Total deposits increased 2.2 percent in the fourth quarter of 2018 from the previous quarter, which is the largest quarterly dollar increase since the fourth quarter of 2012. This reflects a continued rise in interest-bearing deposits that more than offset any decline in non-interest-bearing deposits. Going forward, greater price sensitivity among depositors will continue to narrow the incremental benefit to banks’ net interest margin. Thus, any further earnings improvement will likely come from loan volume growth rather than net interest margin expansion, which looks to be more modest since the rising rate cycle may have run its course for the near term.
2018 ended with asset quality remaining solid with the nonperforming loan balances (90 days or more past due) dipping to 0.99 percent, the lowest since second quarter 2007 and down 3 bps from the previous quarter. The total net charge-off ratio also reached a historically low level despite slightly higher credit card net charge-offs.
Looking ahead, the Fed’s rate pause could further extend the current impressive period of strong asset quality, thanks to incremental relief on borrowers’ costs. Tier 1 capital ratio continued to hover at a record high of 13.2 percent, though we would not be surprised if it declined slightly if either shareholder payouts or loan growth were to accelerate. The number of banks on the FDIC’s “Problem Bank List” declined to 60 from 71 at year-end 2018, which is the fewest since first quarter 2007. All these metrics confirm the relative health of the financial sector and that US banks are comfortably positioned to withstand any potential weakening of credit conditions.
Jason Graveley, Fixed Income Trader
What a difference one quarter can make.
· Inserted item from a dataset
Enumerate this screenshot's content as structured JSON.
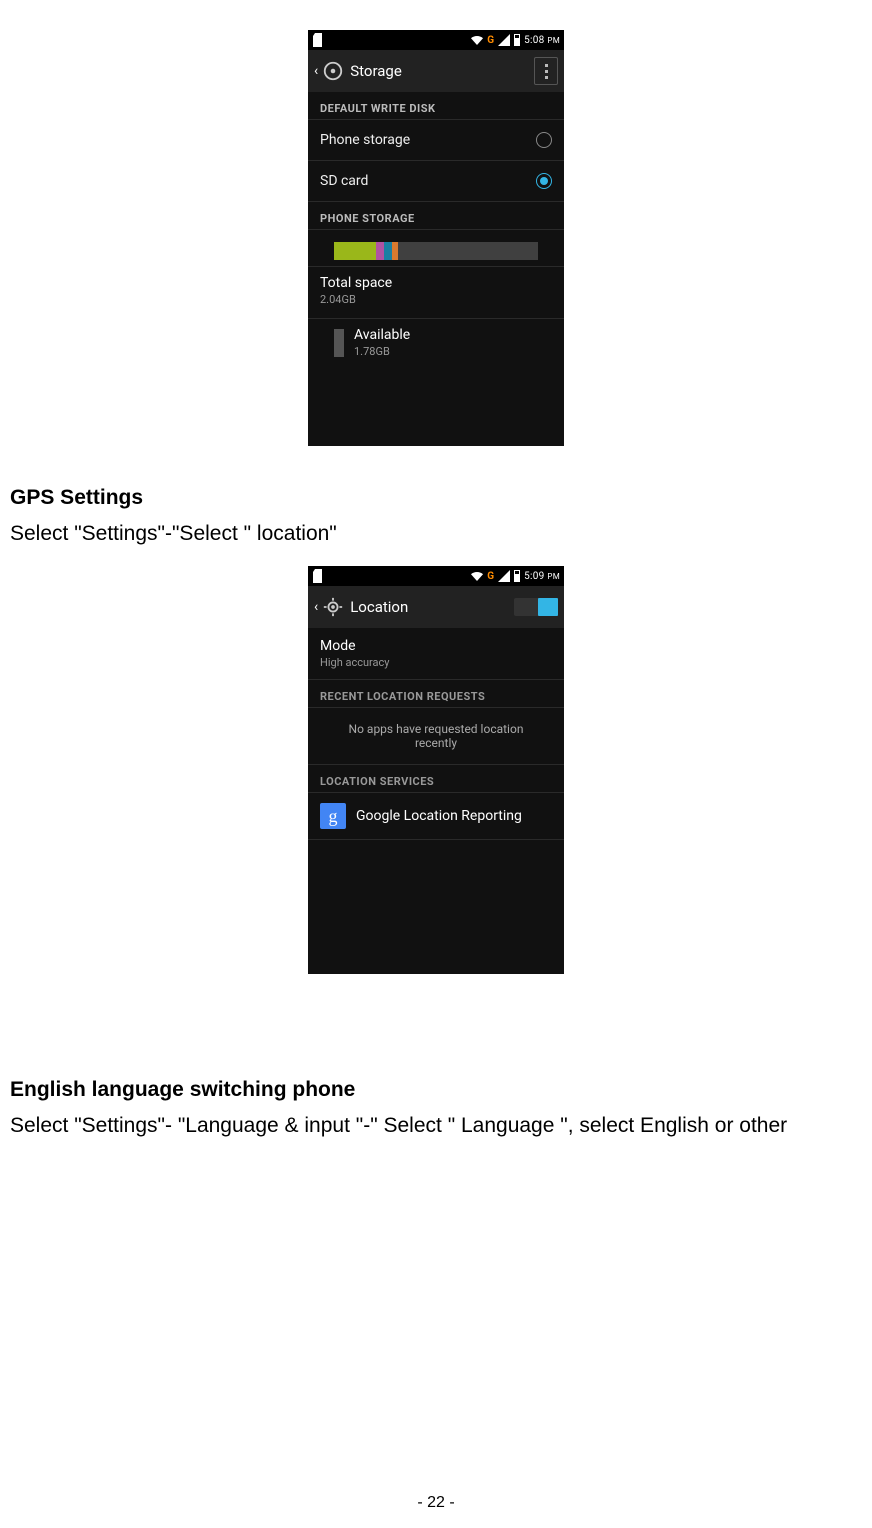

In December, the Federal Open Market Committee (FOMC) decided to raise the federal funds target for the fourth time in 2018, while also revising its Dot Plot to reflect expectations for two additional rate increases in 2019. Today, the outlook has changed dramatically, and the Federal Reserve has altered course. In the March FOMC announcement, the Dot Plot was further revised to reflect zero rate increases in 2019. The Fed is now charting a much flatter rate path over the next several years, and the markets have reacted in kind, with Treasury yields inverting between the 3-month Treasury bill and 10-year Treasury note. It appears that investors have become less optimistic about the economy, recognizing a strong labor market but also acknowledging potential headwinds that could affect global growth and trade.
Overall, credit spreads have tightened, and yields have dropped considerably from much wider levels seen in December. The Bloomberg Barclays Short-Term Credit Index, an index that tracks the performance of investment grade corporate debt maturing in less than one year, has tightened close to 40 percent year-to-date. A separate index that tracks one- to three-year maturities has tightened similarly. And corporate bonds aren’t the only security type feeling the squeeze. The start of 2019 has been an ideal funding environment for commercial paper (CP) issuers. With a light slate of expected maturities and capitulatory buying from large money market funds, the spread between term-dated CP has evaporated as 3-month tenors trade mostly in line with their 9-month counterparts. Across the spectrum, this rate movement has compressed credit spreads and increased the relative value of Treasuries. As a result, we continue to emphasize selectivity in credit while increasing overall Treasury allocations in client portfolios.
|Treasury Rates:||Total Returns:|
|3-Month||2.38%||ML 3-Month Treasury||0.20%|
|6-Month||2.42%||ML 6-Month Treasury||0.23%|
|1-Year||2.39%||ML 12-Month Treasury||0.35%|
Source: Bloomberg, Silicon Valley Bank as of 3/31/19